■ Task requirements: Set down every entry once more, character for character.

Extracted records
--- --- ---
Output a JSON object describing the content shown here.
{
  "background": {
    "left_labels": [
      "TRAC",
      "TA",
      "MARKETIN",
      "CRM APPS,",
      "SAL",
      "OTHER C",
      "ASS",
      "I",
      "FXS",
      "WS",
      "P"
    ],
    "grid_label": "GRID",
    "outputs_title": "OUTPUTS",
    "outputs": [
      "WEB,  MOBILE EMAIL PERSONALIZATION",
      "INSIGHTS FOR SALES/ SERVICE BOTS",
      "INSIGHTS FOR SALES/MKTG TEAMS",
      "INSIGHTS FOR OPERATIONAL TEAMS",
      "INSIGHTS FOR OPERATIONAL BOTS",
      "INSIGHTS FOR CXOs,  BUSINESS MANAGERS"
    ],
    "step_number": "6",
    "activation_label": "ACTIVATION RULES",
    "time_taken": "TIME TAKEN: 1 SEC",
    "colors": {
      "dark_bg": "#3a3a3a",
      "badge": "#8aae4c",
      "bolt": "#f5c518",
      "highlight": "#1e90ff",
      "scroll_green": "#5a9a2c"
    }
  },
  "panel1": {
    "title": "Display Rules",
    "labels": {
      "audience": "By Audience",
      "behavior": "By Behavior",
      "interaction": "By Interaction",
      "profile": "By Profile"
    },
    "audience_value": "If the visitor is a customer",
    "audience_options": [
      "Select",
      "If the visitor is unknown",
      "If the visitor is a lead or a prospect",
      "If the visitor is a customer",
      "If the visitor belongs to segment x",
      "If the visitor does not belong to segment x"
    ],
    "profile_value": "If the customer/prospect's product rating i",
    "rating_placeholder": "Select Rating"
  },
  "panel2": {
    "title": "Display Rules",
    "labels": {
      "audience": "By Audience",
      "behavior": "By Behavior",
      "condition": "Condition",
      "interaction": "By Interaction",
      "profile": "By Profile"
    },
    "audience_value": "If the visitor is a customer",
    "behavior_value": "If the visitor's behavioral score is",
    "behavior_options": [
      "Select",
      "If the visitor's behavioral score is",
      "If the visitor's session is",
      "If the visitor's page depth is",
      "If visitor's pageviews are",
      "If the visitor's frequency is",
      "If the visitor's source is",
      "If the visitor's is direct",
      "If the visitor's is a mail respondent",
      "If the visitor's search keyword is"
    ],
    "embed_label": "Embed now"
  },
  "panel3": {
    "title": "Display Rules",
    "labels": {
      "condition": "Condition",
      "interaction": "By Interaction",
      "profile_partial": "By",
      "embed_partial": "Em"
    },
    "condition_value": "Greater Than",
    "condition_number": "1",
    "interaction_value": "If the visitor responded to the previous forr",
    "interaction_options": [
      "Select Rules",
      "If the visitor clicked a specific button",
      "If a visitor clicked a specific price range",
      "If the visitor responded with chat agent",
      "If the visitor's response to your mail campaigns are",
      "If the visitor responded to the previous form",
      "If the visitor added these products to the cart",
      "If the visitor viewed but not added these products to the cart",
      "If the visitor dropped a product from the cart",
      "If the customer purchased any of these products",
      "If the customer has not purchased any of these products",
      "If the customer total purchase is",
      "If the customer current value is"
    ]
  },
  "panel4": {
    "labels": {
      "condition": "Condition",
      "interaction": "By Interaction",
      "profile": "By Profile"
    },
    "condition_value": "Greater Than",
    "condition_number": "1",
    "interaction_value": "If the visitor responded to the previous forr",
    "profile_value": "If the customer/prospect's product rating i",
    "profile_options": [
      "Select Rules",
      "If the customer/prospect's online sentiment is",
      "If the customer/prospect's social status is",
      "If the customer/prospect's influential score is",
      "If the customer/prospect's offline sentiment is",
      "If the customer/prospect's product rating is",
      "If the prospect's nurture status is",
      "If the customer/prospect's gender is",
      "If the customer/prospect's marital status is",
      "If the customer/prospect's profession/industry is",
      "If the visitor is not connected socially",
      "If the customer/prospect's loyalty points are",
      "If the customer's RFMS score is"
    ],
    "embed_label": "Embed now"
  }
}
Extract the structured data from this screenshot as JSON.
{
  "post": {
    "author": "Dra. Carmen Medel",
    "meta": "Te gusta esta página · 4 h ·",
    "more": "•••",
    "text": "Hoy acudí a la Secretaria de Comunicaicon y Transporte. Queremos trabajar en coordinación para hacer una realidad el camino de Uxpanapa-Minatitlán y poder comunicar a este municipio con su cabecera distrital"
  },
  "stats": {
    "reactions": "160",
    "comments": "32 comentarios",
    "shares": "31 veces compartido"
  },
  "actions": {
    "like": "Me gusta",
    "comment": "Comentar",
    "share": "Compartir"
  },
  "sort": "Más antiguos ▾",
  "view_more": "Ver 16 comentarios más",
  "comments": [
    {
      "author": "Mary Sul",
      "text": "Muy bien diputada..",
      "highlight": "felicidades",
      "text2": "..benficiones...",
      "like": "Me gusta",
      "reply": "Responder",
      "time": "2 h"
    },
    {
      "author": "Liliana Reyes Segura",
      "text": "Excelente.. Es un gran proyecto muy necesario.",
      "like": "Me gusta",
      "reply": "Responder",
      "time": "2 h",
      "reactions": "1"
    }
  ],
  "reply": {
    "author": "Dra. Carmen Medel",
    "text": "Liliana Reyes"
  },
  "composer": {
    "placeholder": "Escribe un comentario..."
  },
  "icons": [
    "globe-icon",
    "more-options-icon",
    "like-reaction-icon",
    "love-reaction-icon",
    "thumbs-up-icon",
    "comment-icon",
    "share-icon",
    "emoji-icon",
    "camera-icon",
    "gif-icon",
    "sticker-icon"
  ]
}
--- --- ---
■ Answer to this problem:
Output a JSON object describing the content shown here.
{
  "background": {
    "left_labels": [
      "TRAC",
      "TA",
      "MARKETIN",
      "CRM APPS,",
      "SAL",
      "OTHER C",
      "ASS",
      "I",
      "FXS",
      "WS",
      "P"
    ],
    "grid_label": "GRID",
    "outputs_title": "OUTPUTS",
    "outputs": [
      "WEB,  MOBILE EMAIL PERSONALIZATION",
      "INSIGHTS FOR SALES/ SERVICE BOTS",
      "INSIGHTS FOR SALES/MKTG TEAMS",
      "INSIGHTS FOR OPERATIONAL TEAMS",
      "INSIGHTS FOR OPERATIONAL BOTS",
      "INSIGHTS FOR CXOs,  BUSINESS MANAGERS"
    ],
    "step_number": "6",
    "activation_label": "ACTIVATION RULES",
    "time_taken": "TIME TAKEN: 1 SEC",
    "colors": {
      "dark_bg": "#3a3a3a",
      "badge": "#8aae4c",
      "bolt": "#f5c518",
      "highlight": "#1e90ff",
      "scroll_green": "#5a9a2c"
    }
  },
  "panel1": {
    "title": "Display Rules",
    "labels": {
      "audience": "By Audience",
      "behavior": "By Behavior",
      "interaction": "By Interaction",
      "profile": "By Profile"
    },
    "audience_value": "If the visitor is a customer",
    "audience_options": [
      "Select",
      "If the visitor is unknown",
      "If the visitor is a lead or a prospect",
      "If the visitor is a customer",
      "If the visitor belongs to segment x",
      "If the visitor does not belong to segment x"
    ],
    "profile_value": "If the customer/prospect's product rating i",
    "rating_placeholder": "Select Rating"
  },
  "panel2": {
    "title": "Display Rules",
    "labels": {
      "audience": "By Audience",
      "behavior": "By Behavior",
      "condition": "Condition",
      "interaction": "By Interaction",
      "profile": "By Profile"
    },
    "audience_value": "If the visitor is a customer",
    "behavior_value": "If the visitor's behavioral score is",
    "behavior_options": [
      "Select",
      "If the visitor's behavioral score is",
      "If the visitor's session is",
      "If the visitor's page depth is",
      "If visitor's pageviews are",
      "If the visitor's frequency is",
      "If the visitor's source is",
      "If the visitor's is direct",
      "If the visitor's is a mail respondent",
      "If the visitor's search keyword is"
    ],
    "embed_label": "Embed now"
  },
  "panel3": {
    "title": "Display Rules",
    "labels": {
      "condition": "Condition",
      "interaction": "By Interaction",
      "profile_partial": "By",
      "embed_partial": "Em"
    },
    "condition_value": "Greater Than",
    "condition_number": "1",
    "interaction_value": "If the visitor responded to the previous forr",
    "interaction_options": [
      "Select Rules",
      "If the visitor clicked a specific button",
      "If a visitor clicked a specific price range",
      "If the visitor responded with chat agent",
      "If the visitor's response to your mail campaigns are",
      "If the visitor responded to the previous form",
      "If the visitor added these products to the cart",
      "If the visitor viewed but not added these products to the cart",
      "If the visitor dropped a product from the cart",
      "If the customer purchased any of these products",
      "If the customer has not purchased any of these products",
      "If the customer total purchase is",
      "If the customer current value is"
    ]
  },
  "panel4": {
    "labels": {
      "condition": "Condition",
      "interaction": "By Interaction",
      "profile": "By Profile"
    },
    "condition_value": "Greater Than",
    "condition_number": "1",
    "interaction_value": "If the visitor responded to the previous forr",
    "profile_value": "If the customer/prospect's product rating i",
    "profile_options": [
      "Select Rules",
      "If the customer/prospect's online sentiment is",
      "If the customer/prospect's social status is",
      "If the customer/prospect's influential score is",
      "If the customer/prospect's offline sentiment is",
      "If the customer/prospect's product rating is",
      "If the prospect's nurture status is",
      "If the customer/prospect's gender is",
      "If the customer/prospect's marital status is",
      "If the customer/prospect's profession/industry is",
      "If the visitor is not connected socially",
      "If the customer/prospect's loyalty points are",
      "If the customer's RFMS score is"
    ],
    "embed_label": "Embed now"
  }
}
Extract the structured data from this screenshot as JSON.
{
  "post": {
    "author": "Dra. Carmen Medel",
    "meta": "Te gusta esta página · 4 h ·",
    "more": "•••",
    "text": "Hoy acudí a la Secretaria de Comunicaicon y Transporte. Queremos trabajar en coordinación para hacer una realidad el camino de Uxpanapa-Minatitlán y poder comunicar a este municipio con su cabecera distrital"
  },
  "stats": {
    "reactions": "160",
    "comments": "32 comentarios",
    "shares": "31 veces compartido"
  },
  "actions": {
    "like": "Me gusta",
    "comment": "Comentar",
    "share": "Compartir"
  },
  "sort": "Más antiguos ▾",
  "view_more": "Ver 16 comentarios más",
  "comments": [
    {
      "author": "Mary Sul",
      "text": "Muy bien diputada..",
      "highlight": "felicidades",
      "text2": "..benficiones...",
      "like": "Me gusta",
      "reply": "Responder",
      "time": "2 h"
    },
    {
      "author": "Liliana Reyes Segura",
      "text": "Excelente.. Es un gran proyecto muy necesario.",
      "like": "Me gusta",
      "reply": "Responder",
      "time": "2 h",
      "reactions": "1"
    }
  ],
  "reply": {
    "author": "Dra. Carmen Medel",
    "text": "Liliana Reyes"
  },
  "composer": {
    "placeholder": "Escribe un comentario..."
  },
  "icons": [
    "globe-icon",
    "more-options-icon",
    "like-reaction-icon",
    "love-reaction-icon",
    "thumbs-up-icon",
    "comment-icon",
    "share-icon",
    "emoji-icon",
    "camera-icon",
    "gif-icon",
    "sticker-icon"
  ]
}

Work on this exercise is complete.